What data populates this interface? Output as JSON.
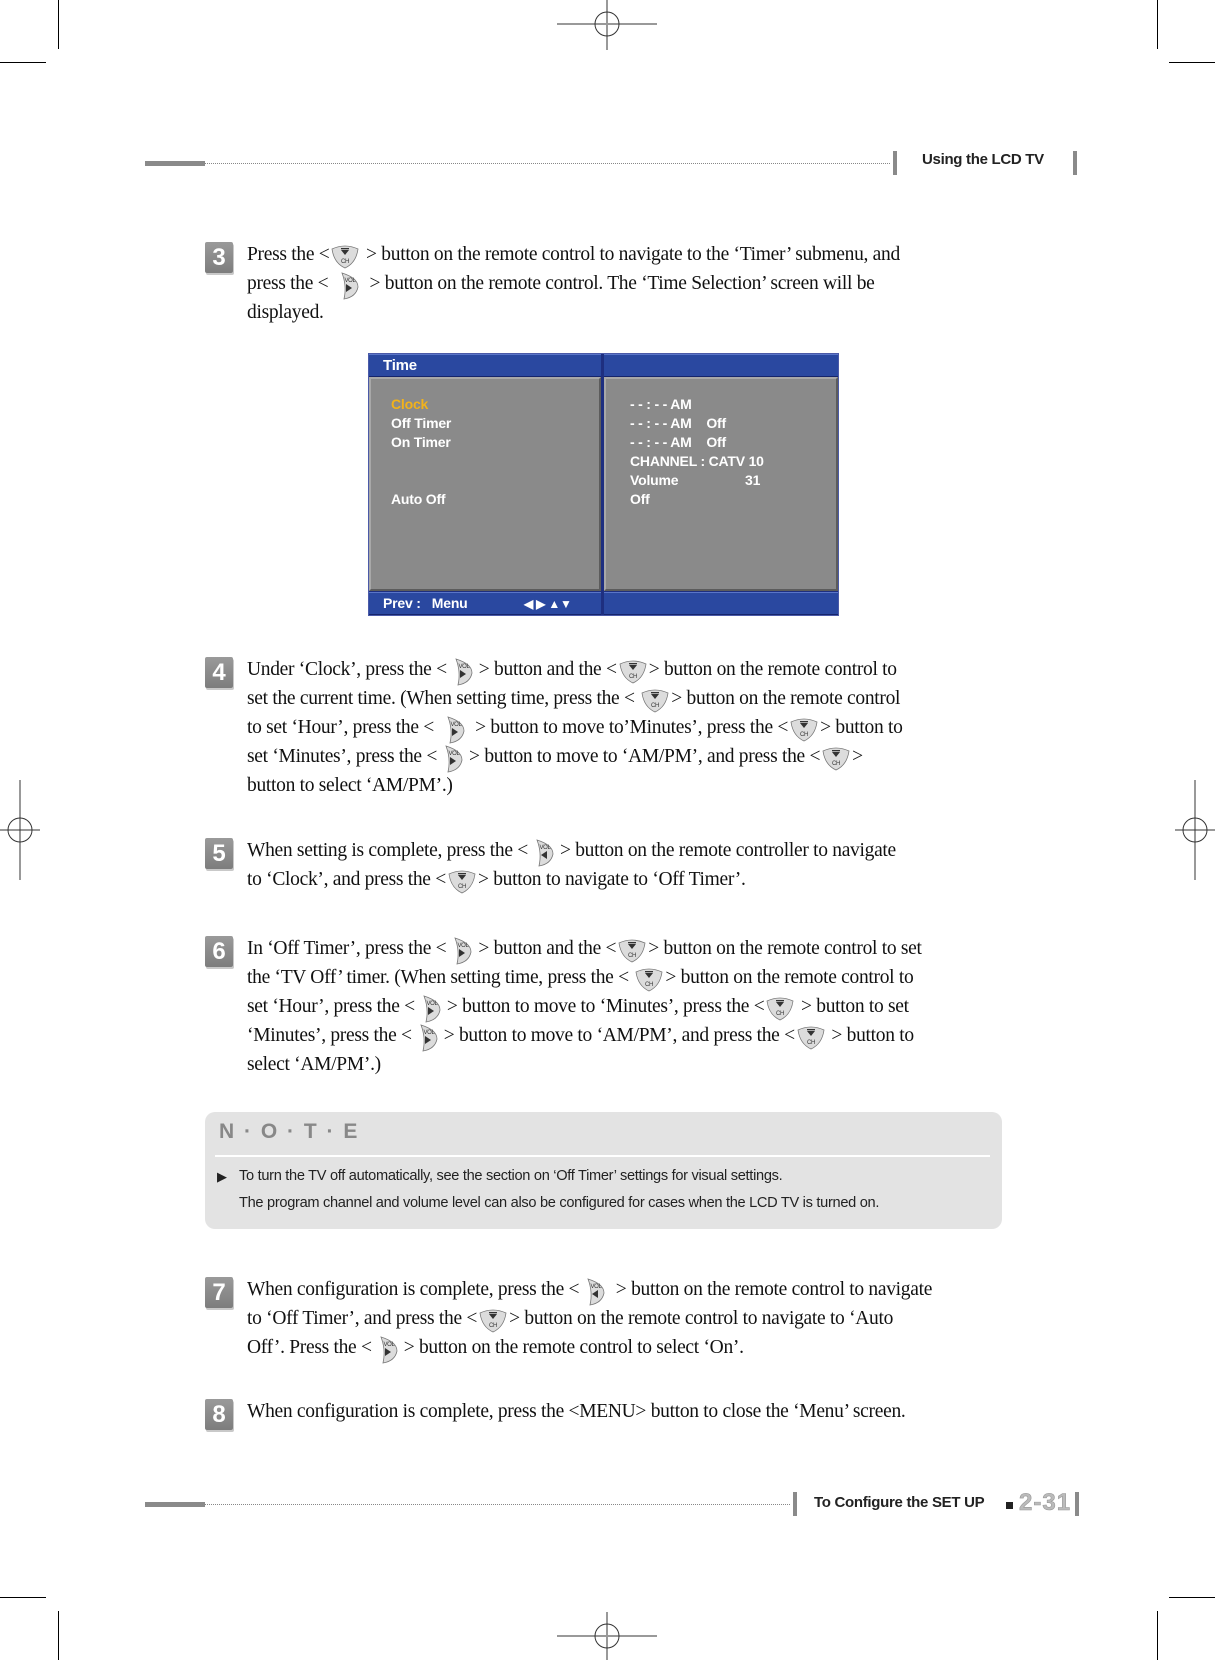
{
  "header": {
    "section_title": "Using the LCD TV"
  },
  "footer": {
    "chapter_title": "To Configure the SET UP",
    "page_number": "2-31"
  },
  "steps": [
    {
      "number": "3",
      "parts": [
        "Press the <",
        {
          "icon": "ch-down"
        },
        " > button on the remote control to navigate to the ‘Timer’ submenu, and",
        "\n",
        "press the < ",
        {
          "icon": "vol-right"
        },
        " > button on the remote control. The ‘Time Selection’ screen will be",
        "\n",
        "displayed."
      ]
    },
    {
      "number": "4",
      "parts": [
        "Under ‘Clock’, press the <",
        {
          "icon": "vol-right"
        },
        "> button and the <",
        {
          "icon": "ch-down"
        },
        "> button on the remote control to",
        "\n",
        "set the current time. (When setting time, press the < ",
        {
          "icon": "ch-down"
        },
        "> button on the remote control",
        "\n",
        "to set ‘Hour’, press the < ",
        {
          "icon": "vol-right"
        },
        " > button to move to’Minutes’, press the <",
        {
          "icon": "ch-down"
        },
        "> button to",
        "\n",
        "set ‘Minutes’, press the <",
        {
          "icon": "vol-right"
        },
        "> button to move to ‘AM/PM’, and press the <",
        {
          "icon": "ch-down"
        },
        ">",
        "\n",
        "button to select ‘AM/PM’.)"
      ]
    },
    {
      "number": "5",
      "parts": [
        "When setting is complete, press the <",
        {
          "icon": "vol-left"
        },
        "> button on the remote controller to navigate",
        "\n",
        "to ‘Clock’, and press the <",
        {
          "icon": "ch-down"
        },
        "> button to navigate to ‘Off Timer’."
      ]
    },
    {
      "number": "6",
      "parts": [
        "In ‘Off Timer’, press the <",
        {
          "icon": "vol-right"
        },
        "> button and the <",
        {
          "icon": "ch-down"
        },
        "> button on the remote control to set",
        "\n",
        "the ‘TV Off’ timer. (When setting time, press the < ",
        {
          "icon": "ch-down"
        },
        "> button on the remote control to",
        "\n",
        "set ‘Hour’, press the <",
        {
          "icon": "vol-right"
        },
        "> button to move to ‘Minutes’, press the <",
        {
          "icon": "ch-down"
        },
        " > button to set",
        "\n",
        "‘Minutes’, press the <",
        {
          "icon": "vol-right"
        },
        "> button to move to ‘AM/PM’, and press the <",
        {
          "icon": "ch-down"
        },
        " > button to",
        "\n",
        "select ‘AM/PM’.)"
      ]
    },
    {
      "number": "7",
      "parts": [
        "When configuration is complete, press the <",
        {
          "icon": "vol-left"
        },
        " > button on the remote control to navigate",
        "\n",
        "to ‘Off Timer’, and press the <",
        {
          "icon": "ch-down"
        },
        "> button on the remote control to navigate to ‘Auto",
        "\n",
        "Off’. Press the <",
        {
          "icon": "vol-right"
        },
        "> button on the remote control to select ‘On’."
      ]
    },
    {
      "number": "8",
      "parts": [
        "When configuration is complete, press the <MENU> button to close the ‘Menu’ screen."
      ]
    }
  ],
  "osd": {
    "title": "Time",
    "menu_items": [
      {
        "label": "Clock",
        "selected": true
      },
      {
        "label": "Off Timer",
        "selected": false
      },
      {
        "label": "On Timer",
        "selected": false
      },
      {
        "label": "Auto Off",
        "selected": false
      }
    ],
    "values": {
      "clock": "- - : - - AM",
      "off_timer": "- - : - - AM    Off",
      "on_timer": "- - : - - AM    Off",
      "channel": "CHANNEL : CATV 10",
      "volume_label": "Volume",
      "volume_value": "31",
      "auto_off": "Off"
    },
    "footer_prev": "Prev :   Menu",
    "footer_arrows": "◀ ▶ ▲▼",
    "colors": {
      "bar": "#2a48a0",
      "panel": "#8a8a8a",
      "selected": "#f2b21a"
    }
  },
  "note": {
    "title": "N · O · T · E",
    "bullet": "▶",
    "lines": [
      "To turn the TV off automatically, see the section on ‘Off Timer’ settings for visual settings.",
      "The program channel and volume level can also be configured for cases when the LCD TV is turned on."
    ]
  },
  "icons": {
    "ch-down": {
      "label": "CH",
      "semantic": "channel-down-button-icon"
    },
    "vol-right": {
      "label": "VOL",
      "semantic": "volume-right-button-icon"
    },
    "vol-left": {
      "label": "VOL",
      "semantic": "volume-left-button-icon"
    }
  }
}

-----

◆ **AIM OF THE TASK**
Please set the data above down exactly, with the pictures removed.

◆ **ANSWER TO THIS TASK**
What data populates this interface? Output as JSON.
{
  "header": {
    "section_title": "Using the LCD TV"
  },
  "footer": {
    "chapter_title": "To Configure the SET UP",
    "page_number": "2-31"
  },
  "steps": [
    {
      "number": "3",
      "parts": [
        "Press the <",
        {
          "icon": "ch-down"
        },
        " > button on the remote control to navigate to the ‘Timer’ submenu, and",
        "\n",
        "press the < ",
        {
          "icon": "vol-right"
        },
        " > button on the remote control. The ‘Time Selection’ screen will be",
        "\n",
        "displayed."
      ]
    },
    {
      "number": "4",
      "parts": [
        "Under ‘Clock’, press the <",
        {
          "icon": "vol-right"
        },
        "> button and the <",
        {
          "icon": "ch-down"
        },
        "> button on the remote control to",
        "\n",
        "set the current time. (When setting time, press the < ",
        {
          "icon": "ch-down"
        },
        "> button on the remote control",
        "\n",
        "to set ‘Hour’, press the < ",
        {
          "icon": "vol-right"
        },
        " > button to move to’Minutes’, press the <",
        {
          "icon": "ch-down"
        },
        "> button to",
        "\n",
        "set ‘Minutes’, press the <",
        {
          "icon": "vol-right"
        },
        "> button to move to ‘AM/PM’, and press the <",
        {
          "icon": "ch-down"
        },
        ">",
        "\n",
        "button to select ‘AM/PM’.)"
      ]
    },
    {
      "number": "5",
      "parts": [
        "When setting is complete, press the <",
        {
          "icon": "vol-left"
        },
        "> button on the remote controller to navigate",
        "\n",
        "to ‘Clock’, and press the <",
        {
          "icon": "ch-down"
        },
        "> button to navigate to ‘Off Timer’."
      ]
    },
    {
      "number": "6",
      "parts": [
        "In ‘Off Timer’, press the <",
        {
          "icon": "vol-right"
        },
        "> button and the <",
        {
          "icon": "ch-down"
        },
        "> button on the remote control to set",
        "\n",
        "the ‘TV Off’ timer. (When setting time, press the < ",
        {
          "icon": "ch-down"
        },
        "> button on the remote control to",
        "\n",
        "set ‘Hour’, press the <",
        {
          "icon": "vol-right"
        },
        "> button to move to ‘Minutes’, press the <",
        {
          "icon": "ch-down"
        },
        " > button to set",
        "\n",
        "‘Minutes’, press the <",
        {
          "icon": "vol-right"
        },
        "> button to move to ‘AM/PM’, and press the <",
        {
          "icon": "ch-down"
        },
        " > button to",
        "\n",
        "select ‘AM/PM’.)"
      ]
    },
    {
      "number": "7",
      "parts": [
        "When configuration is complete, press the <",
        {
          "icon": "vol-left"
        },
        " > button on the remote control to navigate",
        "\n",
        "to ‘Off Timer’, and press the <",
        {
          "icon": "ch-down"
        },
        "> button on the remote control to navigate to ‘Auto",
        "\n",
        "Off’. Press the <",
        {
          "icon": "vol-right"
        },
        "> button on the remote control to select ‘On’."
      ]
    },
    {
      "number": "8",
      "parts": [
        "When configuration is complete, press the <MENU> button to close the ‘Menu’ screen."
      ]
    }
  ],
  "osd": {
    "title": "Time",
    "menu_items": [
      {
        "label": "Clock",
        "selected": true
      },
      {
        "label": "Off Timer",
        "selected": false
      },
      {
        "label": "On Timer",
        "selected": false
      },
      {
        "label": "Auto Off",
        "selected": false
      }
    ],
    "values": {
      "clock": "- - : - - AM",
      "off_timer": "- - : - - AM    Off",
      "on_timer": "- - : - - AM    Off",
      "channel": "CHANNEL : CATV 10",
      "volume_label": "Volume",
      "volume_value": "31",
      "auto_off": "Off"
    },
    "footer_prev": "Prev :   Menu",
    "footer_arrows": "◀ ▶ ▲▼",
    "colors": {
      "bar": "#2a48a0",
      "panel": "#8a8a8a",
      "selected": "#f2b21a"
    }
  },
  "note": {
    "title": "N · O · T · E",
    "bullet": "▶",
    "lines": [
      "To turn the TV off automatically, see the section on ‘Off Timer’ settings for visual settings.",
      "The program channel and volume level can also be configured for cases when the LCD TV is turned on."
    ]
  },
  "icons": {
    "ch-down": {
      "label": "CH",
      "semantic": "channel-down-button-icon"
    },
    "vol-right": {
      "label": "VOL",
      "semantic": "volume-right-button-icon"
    },
    "vol-left": {
      "label": "VOL",
      "semantic": "volume-left-button-icon"
    }
  }
}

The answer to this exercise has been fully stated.